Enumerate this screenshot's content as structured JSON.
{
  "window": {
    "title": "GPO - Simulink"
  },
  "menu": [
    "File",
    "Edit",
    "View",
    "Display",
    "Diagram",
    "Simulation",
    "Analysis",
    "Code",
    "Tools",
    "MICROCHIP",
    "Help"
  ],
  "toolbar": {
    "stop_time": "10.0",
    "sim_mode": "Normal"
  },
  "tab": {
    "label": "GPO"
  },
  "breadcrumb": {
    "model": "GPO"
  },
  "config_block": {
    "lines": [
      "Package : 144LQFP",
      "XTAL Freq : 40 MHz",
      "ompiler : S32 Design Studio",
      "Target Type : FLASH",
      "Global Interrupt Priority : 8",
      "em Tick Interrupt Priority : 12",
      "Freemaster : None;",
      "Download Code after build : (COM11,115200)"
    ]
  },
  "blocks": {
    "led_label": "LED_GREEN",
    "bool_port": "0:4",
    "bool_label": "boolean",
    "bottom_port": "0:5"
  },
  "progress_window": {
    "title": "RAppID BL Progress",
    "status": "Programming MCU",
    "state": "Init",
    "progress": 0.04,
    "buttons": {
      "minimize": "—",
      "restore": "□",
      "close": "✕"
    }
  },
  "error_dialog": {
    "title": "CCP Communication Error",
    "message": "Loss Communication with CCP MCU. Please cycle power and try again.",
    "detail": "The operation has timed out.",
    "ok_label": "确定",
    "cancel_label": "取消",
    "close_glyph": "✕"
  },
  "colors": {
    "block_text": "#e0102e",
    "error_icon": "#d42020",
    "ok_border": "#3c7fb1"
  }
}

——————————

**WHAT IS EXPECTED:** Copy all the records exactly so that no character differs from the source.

**SOLUTION FOR THIS EXERCISE:**
Enumerate this screenshot's content as structured JSON.
{
  "window": {
    "title": "GPO - Simulink"
  },
  "menu": [
    "File",
    "Edit",
    "View",
    "Display",
    "Diagram",
    "Simulation",
    "Analysis",
    "Code",
    "Tools",
    "MICROCHIP",
    "Help"
  ],
  "toolbar": {
    "stop_time": "10.0",
    "sim_mode": "Normal"
  },
  "tab": {
    "label": "GPO"
  },
  "breadcrumb": {
    "model": "GPO"
  },
  "config_block": {
    "lines": [
      "Package : 144LQFP",
      "XTAL Freq : 40 MHz",
      "ompiler : S32 Design Studio",
      "Target Type : FLASH",
      "Global Interrupt Priority : 8",
      "em Tick Interrupt Priority : 12",
      "Freemaster : None;",
      "Download Code after build : (COM11,115200)"
    ]
  },
  "blocks": {
    "led_label": "LED_GREEN",
    "bool_port": "0:4",
    "bool_label": "boolean",
    "bottom_port": "0:5"
  },
  "progress_window": {
    "title": "RAppID BL Progress",
    "status": "Programming MCU",
    "state": "Init",
    "progress": 0.04,
    "buttons": {
      "minimize": "—",
      "restore": "□",
      "close": "✕"
    }
  },
  "error_dialog": {
    "title": "CCP Communication Error",
    "message": "Loss Communication with CCP MCU. Please cycle power and try again.",
    "detail": "The operation has timed out.",
    "ok_label": "确定",
    "cancel_label": "取消",
    "close_glyph": "✕"
  },
  "colors": {
    "block_text": "#e0102e",
    "error_icon": "#d42020",
    "ok_border": "#3c7fb1"
  }
}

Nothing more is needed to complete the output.